Mrs. Margaret Huff, who held a one-third interest in the Louisville Partnership, did not acquire any interest in plaintiff
The Internal Revenue Code (26 U.S.C. § 162, 1964 edition) reads in pertinent part:
"(a) In general — There shall be allowed as a deduction all the ordinary and necessary expenses paid or incurred during the taxable year in carrying on any trade or business, including —
"(1) a reasonable allowance for salaries or other compensation for personal services actually rendered; * * *"
Relevant portions of the Internal Revenue Regulations are:
"§ 1.162-7. Compensation for personal services.
"(a) There may be included among the ordinary and necessary expenses paid or incurred in carrying on any trade or business a reasonable allowance for salaries or other compensation for personal services actually rendered. The test of deductibility in the case of compensation payments is whether they are reasonable and are in fact payments purely for services.
"(b) the test set forth in paragraph (a) of this section and its practical application may be further stated and illustrated as follows:
"(1) Any amount paid in the form of compensation, but not in fact as the purchase price of services, is not deductible. An ostensible salary paid by a corporation may be a distribution of a dividend on stock. This is likely to occur in the case of a corporation having few shareholders, practically all of whom draw salaries. If in such a case the salaries are in excess of those ordinarily paid for similar services and the excessive payments correspond or bear a close relationship to the stockholdings of the officers or employees, it would seem likely that the salaries are not paid wholly for services rendered, but that the excessive payments are a distribution of earnings upon the stock. An ostensible salary may be in part payment for property. This may occur, for example, where a partnership sells out to a corporation, the former partners agreeing to continue in the service of the corporation. In such a case it may be found that the salaries of the former partners are not merely for services, but in part constitute payment for the transfer of their business.

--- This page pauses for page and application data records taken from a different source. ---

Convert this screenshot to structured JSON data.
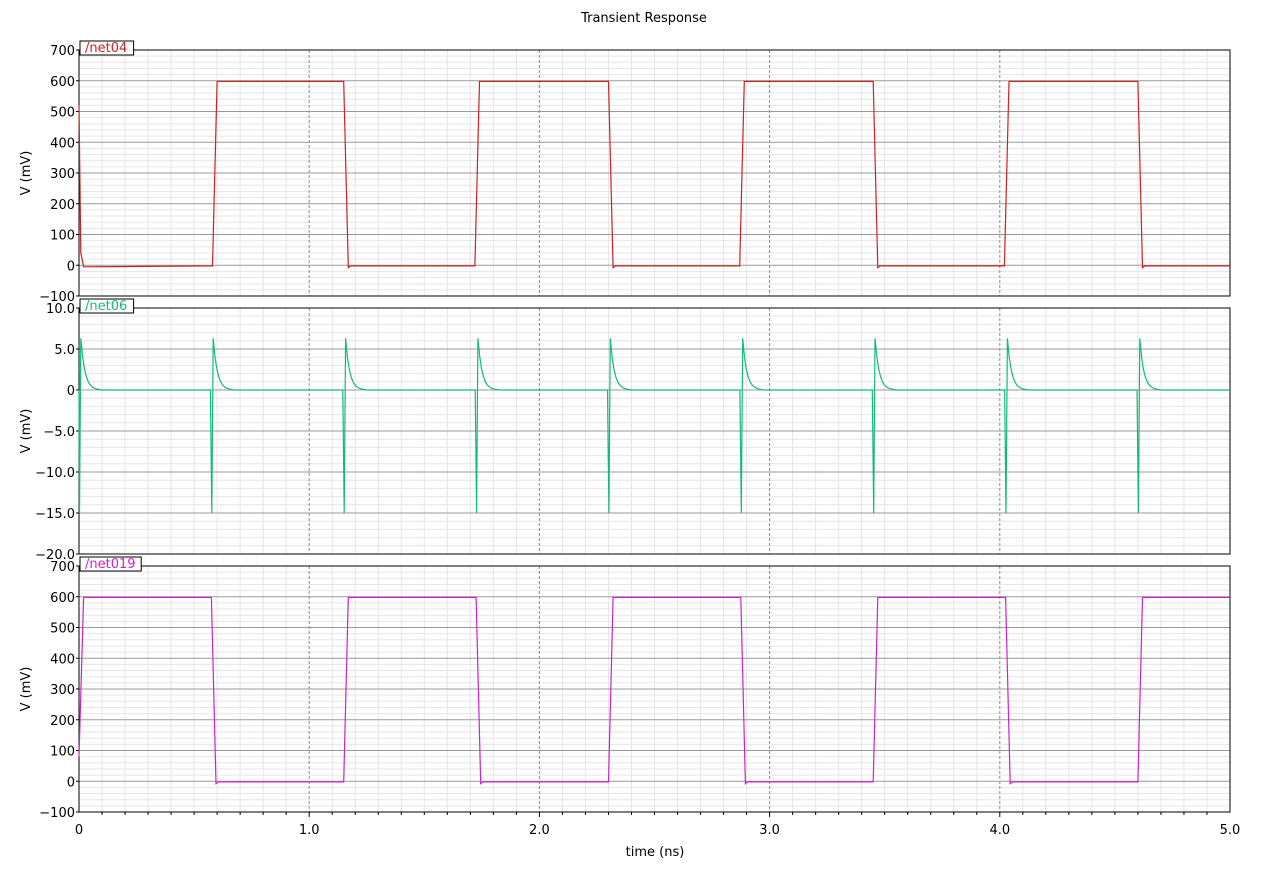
{
  "chart_data": {
    "type": "line",
    "title": "Transient Response",
    "xlabel": "time (ns)",
    "x_ticks": [
      0,
      1.0,
      2.0,
      3.0,
      4.0,
      5.0
    ],
    "x_tick_labels": [
      "0",
      "1.0",
      "2.0",
      "3.0",
      "4.0",
      "5.0"
    ],
    "xlim": [
      0,
      5.0
    ],
    "minor_grid": true,
    "major_grid": true,
    "panels": [
      {
        "name": "/net04",
        "color": "#cc2222",
        "ylabel": "V (mV)",
        "ylim": [
          -100,
          700
        ],
        "y_ticks": [
          -100,
          0,
          100,
          200,
          300,
          400,
          500,
          600,
          700
        ],
        "y_tick_labels": [
          "−100",
          "0",
          "100",
          "200",
          "300",
          "400",
          "500",
          "600",
          "700"
        ],
        "points": [
          [
            0,
            520
          ],
          [
            0.008,
            40
          ],
          [
            0.02,
            -5
          ],
          [
            0.58,
            -2
          ],
          [
            0.6,
            598
          ],
          [
            1.15,
            598
          ],
          [
            1.17,
            -8
          ],
          [
            1.18,
            -2
          ],
          [
            1.72,
            -2
          ],
          [
            1.74,
            598
          ],
          [
            2.3,
            598
          ],
          [
            2.32,
            -8
          ],
          [
            2.33,
            -2
          ],
          [
            2.87,
            -2
          ],
          [
            2.89,
            598
          ],
          [
            3.45,
            598
          ],
          [
            3.47,
            -8
          ],
          [
            3.48,
            -2
          ],
          [
            4.02,
            -2
          ],
          [
            4.04,
            598
          ],
          [
            4.6,
            598
          ],
          [
            4.62,
            -8
          ],
          [
            4.63,
            -2
          ],
          [
            5.0,
            -2
          ]
        ]
      },
      {
        "name": "/net06",
        "color": "#11bb77",
        "ylabel": "V (mV)",
        "ylim": [
          -20,
          10
        ],
        "y_ticks": [
          -20,
          -15,
          -10,
          -5,
          0,
          5,
          10
        ],
        "y_tick_labels": [
          "−20.0",
          "−15.0",
          "−10.0",
          "−5.0",
          "0",
          "5.0",
          "10.0"
        ],
        "spike_times": [
          0.0,
          0.575,
          1.15,
          1.725,
          2.3,
          2.875,
          3.45,
          4.025,
          4.6
        ],
        "spike_min": -15,
        "spike_max": 6.3
      },
      {
        "name": "/net019",
        "color": "#cc22cc",
        "ylabel": "V (mV)",
        "ylim": [
          -100,
          700
        ],
        "y_ticks": [
          -100,
          0,
          100,
          200,
          300,
          400,
          500,
          600,
          700
        ],
        "y_tick_labels": [
          "−100",
          "0",
          "100",
          "200",
          "300",
          "400",
          "500",
          "600",
          "700"
        ],
        "points": [
          [
            0,
            80
          ],
          [
            0.02,
            598
          ],
          [
            0.575,
            598
          ],
          [
            0.595,
            -8
          ],
          [
            0.605,
            -2
          ],
          [
            1.15,
            -2
          ],
          [
            1.17,
            598
          ],
          [
            1.725,
            598
          ],
          [
            1.745,
            -8
          ],
          [
            1.755,
            -2
          ],
          [
            2.3,
            -2
          ],
          [
            2.32,
            598
          ],
          [
            2.875,
            598
          ],
          [
            2.895,
            -8
          ],
          [
            2.905,
            -2
          ],
          [
            3.45,
            -2
          ],
          [
            3.47,
            598
          ],
          [
            4.025,
            598
          ],
          [
            4.045,
            -8
          ],
          [
            4.055,
            -2
          ],
          [
            4.6,
            -2
          ],
          [
            4.62,
            598
          ],
          [
            5.0,
            598
          ]
        ]
      }
    ]
  }
}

* * * * *
"§ 1.162-9. Bonuses to employees.
"Bonuses to employees will constitute allowable deductions from gross income when such payments are made in good faith and as additional compensation for the services actually rendered by the employees, provided such payments, when added to the stipulated salaries, do not exceed a reasonable compensation for the services rendered. It is immaterial whether such bonuses are paid in cash or in kind or partly in cash and partly in kind. Donations made to employees and others, which do not have in them the element of compensation or which are in excess of reasonable compensation for services, are not deductible from gross income."